R. Sprik
WZI-UvA and TN-UTwente
Mobile phones, wireless internet and other wireless applications in modern telecommunication demand more and more bandwidth and reliability in the already crowded available frequency space. Furthermore, in a complex urban environment the signal is dispersed, distorted and continuously changing by reflection from buildings and cars.
Wave propagation in complex systems with complicated boundary conditions and multiple scattering from internal structure occurs frequently in nature. Well known examples besides radiowaves are light in mist and milk, ultrasound in bubbly water, but also e.g. electron transport in conductors. Despite the complexity of the multiple scattering process some general features remain that are intricately related to the fundamental properties of the propagation of waves. Many of these phenomena are studied in today's condensed matter physics.
Novel developments to enhance wireless communication exploit the multiple scattering of the signal between receiver and transmitter. Multiple input multiple output (MIMO) systems use arrays of transmitters and antennas where the transfer between the communication channels is enhanced by the multiple scattering of the signal. 

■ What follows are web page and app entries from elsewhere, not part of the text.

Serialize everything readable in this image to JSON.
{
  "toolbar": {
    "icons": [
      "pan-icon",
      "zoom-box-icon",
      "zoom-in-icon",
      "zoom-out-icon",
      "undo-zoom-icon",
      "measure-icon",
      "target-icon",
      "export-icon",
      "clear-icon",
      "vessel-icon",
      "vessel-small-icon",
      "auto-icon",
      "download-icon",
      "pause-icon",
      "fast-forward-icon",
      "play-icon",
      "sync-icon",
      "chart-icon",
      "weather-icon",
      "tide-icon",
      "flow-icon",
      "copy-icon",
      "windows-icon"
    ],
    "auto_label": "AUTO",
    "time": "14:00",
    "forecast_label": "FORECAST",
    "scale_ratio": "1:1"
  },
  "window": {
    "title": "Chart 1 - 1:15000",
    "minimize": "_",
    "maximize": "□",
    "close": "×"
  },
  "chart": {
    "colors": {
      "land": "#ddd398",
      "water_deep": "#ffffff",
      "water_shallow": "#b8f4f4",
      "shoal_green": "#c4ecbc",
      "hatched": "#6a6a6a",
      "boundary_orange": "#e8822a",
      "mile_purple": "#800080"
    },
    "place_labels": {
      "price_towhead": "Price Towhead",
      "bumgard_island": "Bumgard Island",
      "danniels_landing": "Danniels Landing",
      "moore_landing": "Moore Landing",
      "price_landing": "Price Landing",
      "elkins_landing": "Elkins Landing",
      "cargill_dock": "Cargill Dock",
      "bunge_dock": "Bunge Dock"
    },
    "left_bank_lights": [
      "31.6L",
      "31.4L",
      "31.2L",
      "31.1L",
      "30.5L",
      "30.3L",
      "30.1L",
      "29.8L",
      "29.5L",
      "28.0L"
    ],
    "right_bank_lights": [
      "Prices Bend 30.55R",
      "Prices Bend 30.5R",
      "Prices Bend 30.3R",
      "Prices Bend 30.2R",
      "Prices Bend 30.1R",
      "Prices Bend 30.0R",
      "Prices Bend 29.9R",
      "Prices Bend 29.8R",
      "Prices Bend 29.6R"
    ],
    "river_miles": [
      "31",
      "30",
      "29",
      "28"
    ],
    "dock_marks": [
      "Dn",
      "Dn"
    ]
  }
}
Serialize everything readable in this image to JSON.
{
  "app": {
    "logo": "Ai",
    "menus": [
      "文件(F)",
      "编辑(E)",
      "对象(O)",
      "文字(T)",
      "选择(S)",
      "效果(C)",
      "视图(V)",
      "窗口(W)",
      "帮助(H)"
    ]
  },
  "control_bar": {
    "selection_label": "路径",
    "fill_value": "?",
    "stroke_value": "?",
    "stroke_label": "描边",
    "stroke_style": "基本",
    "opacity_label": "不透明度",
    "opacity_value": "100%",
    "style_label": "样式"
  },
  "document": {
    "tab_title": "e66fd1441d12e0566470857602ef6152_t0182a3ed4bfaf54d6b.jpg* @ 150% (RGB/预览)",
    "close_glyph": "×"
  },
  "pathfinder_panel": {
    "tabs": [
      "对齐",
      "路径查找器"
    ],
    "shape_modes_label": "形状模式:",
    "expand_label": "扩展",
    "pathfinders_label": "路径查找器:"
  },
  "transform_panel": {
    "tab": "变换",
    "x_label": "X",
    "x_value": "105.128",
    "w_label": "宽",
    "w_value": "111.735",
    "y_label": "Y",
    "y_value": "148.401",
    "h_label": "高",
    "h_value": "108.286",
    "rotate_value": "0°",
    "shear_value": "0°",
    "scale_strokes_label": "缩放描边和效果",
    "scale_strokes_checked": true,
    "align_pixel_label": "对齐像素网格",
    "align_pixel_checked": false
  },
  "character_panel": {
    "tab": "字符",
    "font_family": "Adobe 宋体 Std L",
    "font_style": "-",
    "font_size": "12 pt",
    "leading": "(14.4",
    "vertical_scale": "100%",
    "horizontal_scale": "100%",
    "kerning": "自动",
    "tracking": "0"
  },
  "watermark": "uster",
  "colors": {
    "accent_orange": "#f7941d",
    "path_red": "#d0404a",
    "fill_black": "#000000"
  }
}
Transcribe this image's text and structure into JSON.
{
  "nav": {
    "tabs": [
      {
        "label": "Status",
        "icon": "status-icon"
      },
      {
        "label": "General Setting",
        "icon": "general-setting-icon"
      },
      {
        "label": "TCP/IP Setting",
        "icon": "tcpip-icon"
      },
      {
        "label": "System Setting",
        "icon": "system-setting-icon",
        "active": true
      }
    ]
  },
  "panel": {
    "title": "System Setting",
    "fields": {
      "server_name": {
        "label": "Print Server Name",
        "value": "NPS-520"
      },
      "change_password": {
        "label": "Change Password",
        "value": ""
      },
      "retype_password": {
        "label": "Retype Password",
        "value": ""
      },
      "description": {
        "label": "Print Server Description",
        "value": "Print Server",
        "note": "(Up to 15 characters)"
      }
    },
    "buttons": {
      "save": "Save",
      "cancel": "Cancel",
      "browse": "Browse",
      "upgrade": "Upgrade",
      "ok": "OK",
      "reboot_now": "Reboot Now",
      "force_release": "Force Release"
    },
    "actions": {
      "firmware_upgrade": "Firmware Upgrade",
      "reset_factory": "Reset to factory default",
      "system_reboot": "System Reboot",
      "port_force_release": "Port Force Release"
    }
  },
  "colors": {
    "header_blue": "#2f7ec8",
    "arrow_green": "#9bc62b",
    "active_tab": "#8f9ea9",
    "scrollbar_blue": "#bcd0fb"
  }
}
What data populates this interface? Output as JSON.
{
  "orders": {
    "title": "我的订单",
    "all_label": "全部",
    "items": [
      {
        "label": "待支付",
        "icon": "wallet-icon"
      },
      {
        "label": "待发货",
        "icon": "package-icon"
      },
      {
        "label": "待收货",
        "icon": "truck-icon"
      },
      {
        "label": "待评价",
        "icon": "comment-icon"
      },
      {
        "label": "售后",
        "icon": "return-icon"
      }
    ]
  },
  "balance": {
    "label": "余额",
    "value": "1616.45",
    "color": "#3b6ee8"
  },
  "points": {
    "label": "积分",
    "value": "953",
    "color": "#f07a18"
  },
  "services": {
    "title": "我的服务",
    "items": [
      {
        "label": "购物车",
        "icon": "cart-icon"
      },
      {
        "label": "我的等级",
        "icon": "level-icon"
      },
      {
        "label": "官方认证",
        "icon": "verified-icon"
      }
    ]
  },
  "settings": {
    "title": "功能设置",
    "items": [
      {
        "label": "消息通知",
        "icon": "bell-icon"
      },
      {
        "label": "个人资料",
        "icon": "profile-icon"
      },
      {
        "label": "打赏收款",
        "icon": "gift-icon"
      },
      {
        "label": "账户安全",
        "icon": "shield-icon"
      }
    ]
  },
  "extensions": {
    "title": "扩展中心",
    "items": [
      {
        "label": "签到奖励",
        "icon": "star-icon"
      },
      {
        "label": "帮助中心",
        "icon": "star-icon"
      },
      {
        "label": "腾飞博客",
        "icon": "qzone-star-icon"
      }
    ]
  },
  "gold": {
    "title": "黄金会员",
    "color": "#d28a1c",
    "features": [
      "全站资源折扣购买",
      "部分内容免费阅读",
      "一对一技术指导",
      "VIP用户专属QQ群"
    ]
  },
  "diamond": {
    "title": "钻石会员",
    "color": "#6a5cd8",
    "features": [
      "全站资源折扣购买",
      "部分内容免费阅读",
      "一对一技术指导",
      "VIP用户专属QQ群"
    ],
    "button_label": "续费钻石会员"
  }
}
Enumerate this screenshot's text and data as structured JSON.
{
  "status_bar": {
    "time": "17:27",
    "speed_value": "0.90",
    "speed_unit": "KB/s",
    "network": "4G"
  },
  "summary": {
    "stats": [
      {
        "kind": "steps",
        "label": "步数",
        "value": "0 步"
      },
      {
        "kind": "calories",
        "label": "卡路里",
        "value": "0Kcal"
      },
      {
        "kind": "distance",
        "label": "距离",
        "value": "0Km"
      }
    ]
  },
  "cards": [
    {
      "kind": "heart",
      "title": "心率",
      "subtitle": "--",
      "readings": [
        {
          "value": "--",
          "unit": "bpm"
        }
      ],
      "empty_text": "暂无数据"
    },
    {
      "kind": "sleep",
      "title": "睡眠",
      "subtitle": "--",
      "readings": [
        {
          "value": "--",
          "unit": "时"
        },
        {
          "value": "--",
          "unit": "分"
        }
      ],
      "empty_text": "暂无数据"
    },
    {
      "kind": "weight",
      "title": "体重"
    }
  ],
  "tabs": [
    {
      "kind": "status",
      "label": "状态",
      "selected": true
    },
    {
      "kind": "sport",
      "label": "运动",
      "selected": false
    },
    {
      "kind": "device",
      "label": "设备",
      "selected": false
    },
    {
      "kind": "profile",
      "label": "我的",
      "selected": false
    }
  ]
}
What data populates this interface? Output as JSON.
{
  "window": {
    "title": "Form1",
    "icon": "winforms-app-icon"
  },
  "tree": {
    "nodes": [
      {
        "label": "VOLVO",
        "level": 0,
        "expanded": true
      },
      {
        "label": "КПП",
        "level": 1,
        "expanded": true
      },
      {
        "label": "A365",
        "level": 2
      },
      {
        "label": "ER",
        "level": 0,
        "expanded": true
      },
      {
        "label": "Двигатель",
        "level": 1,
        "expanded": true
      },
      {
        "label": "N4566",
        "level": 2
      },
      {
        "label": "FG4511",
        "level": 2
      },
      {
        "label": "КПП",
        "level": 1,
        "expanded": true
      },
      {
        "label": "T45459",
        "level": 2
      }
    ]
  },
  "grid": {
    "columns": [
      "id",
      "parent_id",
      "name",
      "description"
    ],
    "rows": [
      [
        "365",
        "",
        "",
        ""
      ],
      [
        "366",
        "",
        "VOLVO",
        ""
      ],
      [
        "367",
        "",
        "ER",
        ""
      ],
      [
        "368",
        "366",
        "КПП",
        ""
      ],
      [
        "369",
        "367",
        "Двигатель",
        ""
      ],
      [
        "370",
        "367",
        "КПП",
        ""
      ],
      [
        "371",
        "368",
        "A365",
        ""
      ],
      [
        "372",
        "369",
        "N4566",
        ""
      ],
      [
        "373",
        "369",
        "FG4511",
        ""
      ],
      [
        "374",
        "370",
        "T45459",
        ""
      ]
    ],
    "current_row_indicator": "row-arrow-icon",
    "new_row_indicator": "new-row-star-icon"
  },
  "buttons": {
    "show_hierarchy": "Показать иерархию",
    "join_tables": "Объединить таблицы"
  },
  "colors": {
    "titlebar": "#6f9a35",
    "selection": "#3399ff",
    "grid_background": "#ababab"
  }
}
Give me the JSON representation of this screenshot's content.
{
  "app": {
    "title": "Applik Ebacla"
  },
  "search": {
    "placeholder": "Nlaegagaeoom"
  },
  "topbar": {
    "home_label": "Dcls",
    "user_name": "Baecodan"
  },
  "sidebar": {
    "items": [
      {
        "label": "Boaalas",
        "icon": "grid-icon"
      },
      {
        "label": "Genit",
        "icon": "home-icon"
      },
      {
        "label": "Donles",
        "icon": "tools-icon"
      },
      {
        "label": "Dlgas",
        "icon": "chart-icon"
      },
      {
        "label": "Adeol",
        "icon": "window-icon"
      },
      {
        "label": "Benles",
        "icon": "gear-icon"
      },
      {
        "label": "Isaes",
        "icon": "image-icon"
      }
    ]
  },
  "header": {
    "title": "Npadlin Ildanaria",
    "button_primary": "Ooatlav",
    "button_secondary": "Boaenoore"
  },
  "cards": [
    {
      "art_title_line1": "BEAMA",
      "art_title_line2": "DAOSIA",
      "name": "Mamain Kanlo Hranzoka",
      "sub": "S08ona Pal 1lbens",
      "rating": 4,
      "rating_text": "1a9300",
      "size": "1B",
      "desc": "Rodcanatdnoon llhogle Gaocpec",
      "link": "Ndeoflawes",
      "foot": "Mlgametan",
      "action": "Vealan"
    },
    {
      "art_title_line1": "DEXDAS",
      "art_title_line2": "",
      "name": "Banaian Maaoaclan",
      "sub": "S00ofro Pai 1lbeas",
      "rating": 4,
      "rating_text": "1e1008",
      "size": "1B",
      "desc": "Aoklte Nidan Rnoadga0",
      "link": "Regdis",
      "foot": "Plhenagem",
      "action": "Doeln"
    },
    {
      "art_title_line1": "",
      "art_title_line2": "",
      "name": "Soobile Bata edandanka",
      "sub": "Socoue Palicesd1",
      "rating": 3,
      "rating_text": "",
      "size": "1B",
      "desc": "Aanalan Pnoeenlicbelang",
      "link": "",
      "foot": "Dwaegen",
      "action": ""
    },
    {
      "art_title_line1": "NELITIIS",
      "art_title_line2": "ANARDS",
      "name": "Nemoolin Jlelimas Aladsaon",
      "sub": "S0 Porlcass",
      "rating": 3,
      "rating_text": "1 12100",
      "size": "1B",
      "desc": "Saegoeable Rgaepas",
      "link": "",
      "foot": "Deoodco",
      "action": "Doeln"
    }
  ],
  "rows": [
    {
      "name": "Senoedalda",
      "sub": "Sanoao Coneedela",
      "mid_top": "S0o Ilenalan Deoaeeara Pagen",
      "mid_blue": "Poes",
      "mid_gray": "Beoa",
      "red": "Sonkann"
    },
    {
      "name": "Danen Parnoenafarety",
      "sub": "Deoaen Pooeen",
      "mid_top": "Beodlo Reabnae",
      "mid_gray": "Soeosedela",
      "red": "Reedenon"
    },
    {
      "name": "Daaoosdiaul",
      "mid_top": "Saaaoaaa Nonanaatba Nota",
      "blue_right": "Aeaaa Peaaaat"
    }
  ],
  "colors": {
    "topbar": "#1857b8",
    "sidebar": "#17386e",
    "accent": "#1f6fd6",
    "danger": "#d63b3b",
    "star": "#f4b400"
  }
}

The concepts of multi channel communication and the connection with fundamental problems in physics are discussed. As an example some acoustic time-reversal experiments will be shown.